Diagnostic assessment is can determine whether a child belongs to a special needs program. This assessment seeks to identify the impairment of the child, the source of the impairment and is coupled with recommendations for the possible impairment. One of the most difficult issues in assessing children and infants is the identification of special needs because of an impairment (Bowman, 2000). Children are rapidly developing and may be contending with significant stressors in their home life. Significant stressors within home life can retard cognitive progress. Some assessments are used to determine whether a child is at risk for failing school. Some assessments run the risk providing extra resources to children in the short term: with long term consequences that could be detrimental to the child student. It is imperative that assessments consider the home environment of the potential special needs student. Incorrect assessment could effect the future educational programs the child is enrolled in. This could have long-term educational and professional ramifications when the child reaches adulthood.
Secondly, the history of standardized tests has a dark history of misdiagnosis. Standardized tests may not be appropriate for all children and may only offer a myopic perspective of the child’s competencies. Cultural implications, socioeconomic status, home environment and other variables may unduly influence the child’s performance on any standardized test. Watching the child interact with their school peers and conducting a clinical interview are two additional measures that will give assessment a more three-dimensional state.
Third, an assessor must be kept abreast of the scientific and technological tools available for assessment. The assessment is only as good as the assessor. If the assessor fails to take into account experiences, cultural backgrounds, language or home life, then the assessor may fail to appreciate the cognitive limitations or potential of any one child. Assessment is also subjective. There are various technique and goals within assessment models. For example, Vygotsky and Reuven are two theorists that consider the prior conceptions of the child to promote future cognitive growth. These two theorists have argued for an in depth assessment of children with a unique tailoring. These theorists have stressed the importance of knowing the cultural background, use of language, clinical interviews and natural observation. These theorists steer away from relying solely on standardized tests for cognitive assessment.

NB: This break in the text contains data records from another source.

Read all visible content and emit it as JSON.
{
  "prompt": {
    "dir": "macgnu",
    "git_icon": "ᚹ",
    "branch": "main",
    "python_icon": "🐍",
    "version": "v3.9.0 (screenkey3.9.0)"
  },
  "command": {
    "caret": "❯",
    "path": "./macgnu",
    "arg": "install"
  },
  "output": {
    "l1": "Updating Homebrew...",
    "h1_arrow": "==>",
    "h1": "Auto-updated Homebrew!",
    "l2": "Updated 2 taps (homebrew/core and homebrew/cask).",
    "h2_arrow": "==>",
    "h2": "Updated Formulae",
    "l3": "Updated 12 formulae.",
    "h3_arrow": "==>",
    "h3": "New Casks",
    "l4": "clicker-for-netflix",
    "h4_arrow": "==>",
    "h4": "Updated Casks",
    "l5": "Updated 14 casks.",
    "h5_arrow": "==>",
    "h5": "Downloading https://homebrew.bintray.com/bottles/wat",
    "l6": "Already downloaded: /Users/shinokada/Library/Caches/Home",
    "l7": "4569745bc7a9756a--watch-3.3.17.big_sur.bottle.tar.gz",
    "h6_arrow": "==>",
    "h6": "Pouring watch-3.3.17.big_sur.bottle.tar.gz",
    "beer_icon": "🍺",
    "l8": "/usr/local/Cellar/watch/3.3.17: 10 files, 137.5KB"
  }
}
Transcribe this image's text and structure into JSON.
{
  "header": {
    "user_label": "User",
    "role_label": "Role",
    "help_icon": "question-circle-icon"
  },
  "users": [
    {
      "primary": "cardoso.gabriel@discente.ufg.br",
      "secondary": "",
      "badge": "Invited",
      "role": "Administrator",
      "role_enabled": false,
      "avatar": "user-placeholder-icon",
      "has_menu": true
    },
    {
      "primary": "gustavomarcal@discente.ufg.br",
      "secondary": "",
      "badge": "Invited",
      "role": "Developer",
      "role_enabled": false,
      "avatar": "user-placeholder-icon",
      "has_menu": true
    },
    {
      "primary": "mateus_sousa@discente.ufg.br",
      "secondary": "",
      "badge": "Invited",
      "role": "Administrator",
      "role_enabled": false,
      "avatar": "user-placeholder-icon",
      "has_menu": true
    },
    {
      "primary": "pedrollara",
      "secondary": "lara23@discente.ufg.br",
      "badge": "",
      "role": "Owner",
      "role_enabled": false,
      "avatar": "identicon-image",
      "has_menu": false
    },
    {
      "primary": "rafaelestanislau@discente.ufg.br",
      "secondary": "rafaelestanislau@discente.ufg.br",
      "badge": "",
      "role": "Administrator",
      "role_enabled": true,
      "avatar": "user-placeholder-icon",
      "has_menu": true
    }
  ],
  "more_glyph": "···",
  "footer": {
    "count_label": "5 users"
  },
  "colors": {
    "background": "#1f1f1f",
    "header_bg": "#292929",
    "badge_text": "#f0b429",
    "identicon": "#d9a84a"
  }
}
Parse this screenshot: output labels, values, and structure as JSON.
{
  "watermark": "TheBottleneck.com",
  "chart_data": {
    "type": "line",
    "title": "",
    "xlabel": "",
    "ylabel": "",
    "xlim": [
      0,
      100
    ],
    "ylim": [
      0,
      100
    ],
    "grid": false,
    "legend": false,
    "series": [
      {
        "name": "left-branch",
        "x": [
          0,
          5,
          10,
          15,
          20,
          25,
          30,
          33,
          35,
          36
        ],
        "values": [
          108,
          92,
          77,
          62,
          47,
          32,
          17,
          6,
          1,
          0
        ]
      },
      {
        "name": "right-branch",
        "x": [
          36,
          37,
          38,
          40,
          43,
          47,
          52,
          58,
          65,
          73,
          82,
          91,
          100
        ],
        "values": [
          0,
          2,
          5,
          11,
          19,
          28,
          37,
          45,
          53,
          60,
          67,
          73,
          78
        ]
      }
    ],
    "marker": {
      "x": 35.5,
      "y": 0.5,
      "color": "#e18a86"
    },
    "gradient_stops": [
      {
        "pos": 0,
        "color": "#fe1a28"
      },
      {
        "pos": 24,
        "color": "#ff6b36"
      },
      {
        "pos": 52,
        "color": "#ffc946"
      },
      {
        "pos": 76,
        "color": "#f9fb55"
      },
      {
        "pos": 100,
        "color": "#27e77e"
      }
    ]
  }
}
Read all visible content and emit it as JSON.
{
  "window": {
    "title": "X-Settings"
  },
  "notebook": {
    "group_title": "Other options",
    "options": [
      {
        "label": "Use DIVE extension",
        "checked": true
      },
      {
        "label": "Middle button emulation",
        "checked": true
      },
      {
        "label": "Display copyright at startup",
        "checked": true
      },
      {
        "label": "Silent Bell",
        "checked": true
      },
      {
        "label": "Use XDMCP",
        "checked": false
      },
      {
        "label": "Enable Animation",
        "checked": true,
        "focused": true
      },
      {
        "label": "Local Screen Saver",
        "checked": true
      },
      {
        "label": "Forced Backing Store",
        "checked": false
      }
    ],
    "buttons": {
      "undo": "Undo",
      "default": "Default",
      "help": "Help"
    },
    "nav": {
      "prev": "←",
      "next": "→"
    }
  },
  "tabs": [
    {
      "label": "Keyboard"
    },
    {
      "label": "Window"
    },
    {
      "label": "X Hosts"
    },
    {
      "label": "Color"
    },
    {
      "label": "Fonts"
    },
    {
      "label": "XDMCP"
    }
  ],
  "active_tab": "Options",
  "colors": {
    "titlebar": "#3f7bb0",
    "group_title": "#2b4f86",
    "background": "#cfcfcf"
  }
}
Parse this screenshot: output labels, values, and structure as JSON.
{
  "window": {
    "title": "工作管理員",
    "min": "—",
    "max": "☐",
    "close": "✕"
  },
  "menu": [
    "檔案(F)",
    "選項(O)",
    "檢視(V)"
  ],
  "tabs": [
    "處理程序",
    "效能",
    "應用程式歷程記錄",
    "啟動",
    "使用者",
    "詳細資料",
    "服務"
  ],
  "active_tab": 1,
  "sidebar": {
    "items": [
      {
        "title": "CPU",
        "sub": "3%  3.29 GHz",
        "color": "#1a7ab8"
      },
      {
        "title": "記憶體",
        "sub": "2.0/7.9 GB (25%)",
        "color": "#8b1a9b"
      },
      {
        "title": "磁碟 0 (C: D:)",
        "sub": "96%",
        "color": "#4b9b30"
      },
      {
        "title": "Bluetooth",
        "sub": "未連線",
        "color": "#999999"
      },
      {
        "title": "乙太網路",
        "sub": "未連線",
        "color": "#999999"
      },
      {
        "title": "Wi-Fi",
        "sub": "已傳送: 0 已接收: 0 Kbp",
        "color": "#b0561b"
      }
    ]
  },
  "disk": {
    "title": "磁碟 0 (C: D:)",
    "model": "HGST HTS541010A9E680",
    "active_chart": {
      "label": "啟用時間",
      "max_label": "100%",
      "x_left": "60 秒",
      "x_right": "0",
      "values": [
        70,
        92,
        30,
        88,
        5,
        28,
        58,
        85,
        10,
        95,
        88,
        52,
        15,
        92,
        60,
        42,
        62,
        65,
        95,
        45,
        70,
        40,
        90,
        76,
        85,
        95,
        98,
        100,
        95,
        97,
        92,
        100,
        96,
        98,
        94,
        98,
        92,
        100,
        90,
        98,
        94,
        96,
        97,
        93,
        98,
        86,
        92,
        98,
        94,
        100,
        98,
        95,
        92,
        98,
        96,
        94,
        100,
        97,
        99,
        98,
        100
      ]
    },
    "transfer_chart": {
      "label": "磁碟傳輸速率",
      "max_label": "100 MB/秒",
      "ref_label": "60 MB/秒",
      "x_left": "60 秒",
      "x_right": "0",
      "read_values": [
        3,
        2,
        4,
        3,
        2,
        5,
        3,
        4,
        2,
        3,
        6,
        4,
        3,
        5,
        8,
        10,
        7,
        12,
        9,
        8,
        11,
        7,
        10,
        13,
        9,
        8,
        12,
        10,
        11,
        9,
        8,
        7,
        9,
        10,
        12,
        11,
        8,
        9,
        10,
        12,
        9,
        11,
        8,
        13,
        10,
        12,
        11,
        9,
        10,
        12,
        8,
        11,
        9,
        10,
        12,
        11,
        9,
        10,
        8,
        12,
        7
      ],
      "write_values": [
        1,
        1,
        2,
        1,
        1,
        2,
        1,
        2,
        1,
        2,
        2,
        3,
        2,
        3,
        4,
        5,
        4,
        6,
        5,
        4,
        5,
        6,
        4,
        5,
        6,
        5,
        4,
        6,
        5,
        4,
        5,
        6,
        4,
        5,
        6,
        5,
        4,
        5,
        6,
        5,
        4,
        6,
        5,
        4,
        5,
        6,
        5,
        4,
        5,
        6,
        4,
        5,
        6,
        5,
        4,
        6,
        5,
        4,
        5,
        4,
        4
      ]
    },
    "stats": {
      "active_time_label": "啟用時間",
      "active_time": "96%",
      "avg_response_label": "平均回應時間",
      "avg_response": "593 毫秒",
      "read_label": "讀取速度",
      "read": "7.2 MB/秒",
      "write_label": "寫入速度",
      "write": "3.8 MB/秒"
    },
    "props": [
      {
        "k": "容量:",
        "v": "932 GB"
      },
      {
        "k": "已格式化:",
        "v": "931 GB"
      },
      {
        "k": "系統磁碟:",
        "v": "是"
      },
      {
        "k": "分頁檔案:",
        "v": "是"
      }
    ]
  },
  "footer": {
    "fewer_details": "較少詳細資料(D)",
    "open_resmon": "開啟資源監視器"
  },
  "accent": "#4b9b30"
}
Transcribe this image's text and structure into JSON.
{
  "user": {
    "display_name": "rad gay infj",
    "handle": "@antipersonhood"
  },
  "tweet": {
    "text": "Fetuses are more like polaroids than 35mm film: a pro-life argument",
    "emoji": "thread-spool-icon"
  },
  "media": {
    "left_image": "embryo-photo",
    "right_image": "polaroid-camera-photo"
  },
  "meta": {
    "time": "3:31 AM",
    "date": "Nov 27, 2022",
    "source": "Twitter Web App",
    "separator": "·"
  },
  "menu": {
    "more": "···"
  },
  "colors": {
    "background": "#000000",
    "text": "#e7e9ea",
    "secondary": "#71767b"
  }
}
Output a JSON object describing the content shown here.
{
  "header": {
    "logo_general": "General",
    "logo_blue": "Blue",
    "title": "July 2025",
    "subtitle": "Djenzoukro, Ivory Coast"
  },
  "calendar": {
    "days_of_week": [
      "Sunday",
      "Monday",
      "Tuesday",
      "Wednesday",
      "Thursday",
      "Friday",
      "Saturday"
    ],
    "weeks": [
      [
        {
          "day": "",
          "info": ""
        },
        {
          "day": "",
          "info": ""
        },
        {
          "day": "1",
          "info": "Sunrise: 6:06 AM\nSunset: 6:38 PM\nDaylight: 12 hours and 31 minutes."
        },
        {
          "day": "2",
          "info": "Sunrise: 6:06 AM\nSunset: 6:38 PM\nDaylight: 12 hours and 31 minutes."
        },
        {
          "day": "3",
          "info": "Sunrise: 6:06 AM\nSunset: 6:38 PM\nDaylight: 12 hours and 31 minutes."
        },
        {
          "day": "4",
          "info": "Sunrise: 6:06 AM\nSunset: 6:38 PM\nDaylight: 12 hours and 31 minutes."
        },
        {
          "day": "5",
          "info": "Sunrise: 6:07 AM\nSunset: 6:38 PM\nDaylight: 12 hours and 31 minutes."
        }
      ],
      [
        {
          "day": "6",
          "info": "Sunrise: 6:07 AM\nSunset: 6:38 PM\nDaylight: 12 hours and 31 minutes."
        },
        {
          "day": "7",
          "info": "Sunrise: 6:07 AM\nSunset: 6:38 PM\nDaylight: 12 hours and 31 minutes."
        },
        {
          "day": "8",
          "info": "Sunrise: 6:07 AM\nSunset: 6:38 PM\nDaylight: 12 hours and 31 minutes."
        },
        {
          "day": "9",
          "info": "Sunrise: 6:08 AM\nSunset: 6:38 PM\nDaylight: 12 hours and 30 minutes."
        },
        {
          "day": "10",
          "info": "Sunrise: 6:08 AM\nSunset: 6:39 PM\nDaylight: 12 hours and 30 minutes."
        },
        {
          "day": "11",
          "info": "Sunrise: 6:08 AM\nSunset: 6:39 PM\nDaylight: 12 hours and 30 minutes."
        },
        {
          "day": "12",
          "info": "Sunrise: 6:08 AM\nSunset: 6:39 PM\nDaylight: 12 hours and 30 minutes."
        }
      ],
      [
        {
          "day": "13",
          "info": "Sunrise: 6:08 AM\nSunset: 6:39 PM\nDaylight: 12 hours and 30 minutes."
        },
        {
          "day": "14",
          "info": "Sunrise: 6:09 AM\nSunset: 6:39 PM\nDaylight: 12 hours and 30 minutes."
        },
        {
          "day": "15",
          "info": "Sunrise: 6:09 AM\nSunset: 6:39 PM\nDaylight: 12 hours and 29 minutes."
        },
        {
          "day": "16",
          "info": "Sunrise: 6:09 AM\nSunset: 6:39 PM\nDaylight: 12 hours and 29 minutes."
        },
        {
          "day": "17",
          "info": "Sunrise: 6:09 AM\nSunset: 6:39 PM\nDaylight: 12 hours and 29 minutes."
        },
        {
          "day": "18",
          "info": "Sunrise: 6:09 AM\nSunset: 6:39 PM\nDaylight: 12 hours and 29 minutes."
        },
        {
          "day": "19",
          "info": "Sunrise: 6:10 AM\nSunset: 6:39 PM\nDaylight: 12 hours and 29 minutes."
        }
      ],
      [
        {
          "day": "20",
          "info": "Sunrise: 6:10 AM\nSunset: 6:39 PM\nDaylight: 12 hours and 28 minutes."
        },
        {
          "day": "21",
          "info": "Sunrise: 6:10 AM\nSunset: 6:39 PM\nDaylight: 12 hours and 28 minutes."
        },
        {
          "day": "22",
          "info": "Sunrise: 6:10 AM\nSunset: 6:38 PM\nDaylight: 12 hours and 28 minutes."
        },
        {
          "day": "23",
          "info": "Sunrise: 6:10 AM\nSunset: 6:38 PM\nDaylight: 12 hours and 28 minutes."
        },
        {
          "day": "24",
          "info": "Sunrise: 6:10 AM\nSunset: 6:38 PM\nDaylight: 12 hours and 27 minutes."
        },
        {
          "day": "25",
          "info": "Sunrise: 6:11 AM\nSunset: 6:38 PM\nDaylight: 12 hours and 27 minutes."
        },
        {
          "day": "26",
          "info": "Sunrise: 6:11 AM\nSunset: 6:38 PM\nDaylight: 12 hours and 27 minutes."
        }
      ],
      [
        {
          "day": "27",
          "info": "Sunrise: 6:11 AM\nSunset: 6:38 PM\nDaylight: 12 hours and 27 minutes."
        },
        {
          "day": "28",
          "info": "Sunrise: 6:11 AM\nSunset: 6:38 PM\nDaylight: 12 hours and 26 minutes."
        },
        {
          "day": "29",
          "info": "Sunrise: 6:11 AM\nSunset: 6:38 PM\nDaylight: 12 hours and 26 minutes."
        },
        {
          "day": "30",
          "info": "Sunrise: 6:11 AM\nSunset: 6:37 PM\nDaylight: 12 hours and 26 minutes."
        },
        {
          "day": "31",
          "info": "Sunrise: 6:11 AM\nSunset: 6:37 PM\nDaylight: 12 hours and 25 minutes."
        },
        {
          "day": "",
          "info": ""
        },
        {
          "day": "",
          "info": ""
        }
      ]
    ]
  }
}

Barbara T. Bowman, M. Suzanne Donovan, & M. Susan Burns. (2000). Appendix: Scientific Evidence. In Eager to Learn: Educating Our Preschoolers (pp. 323–332).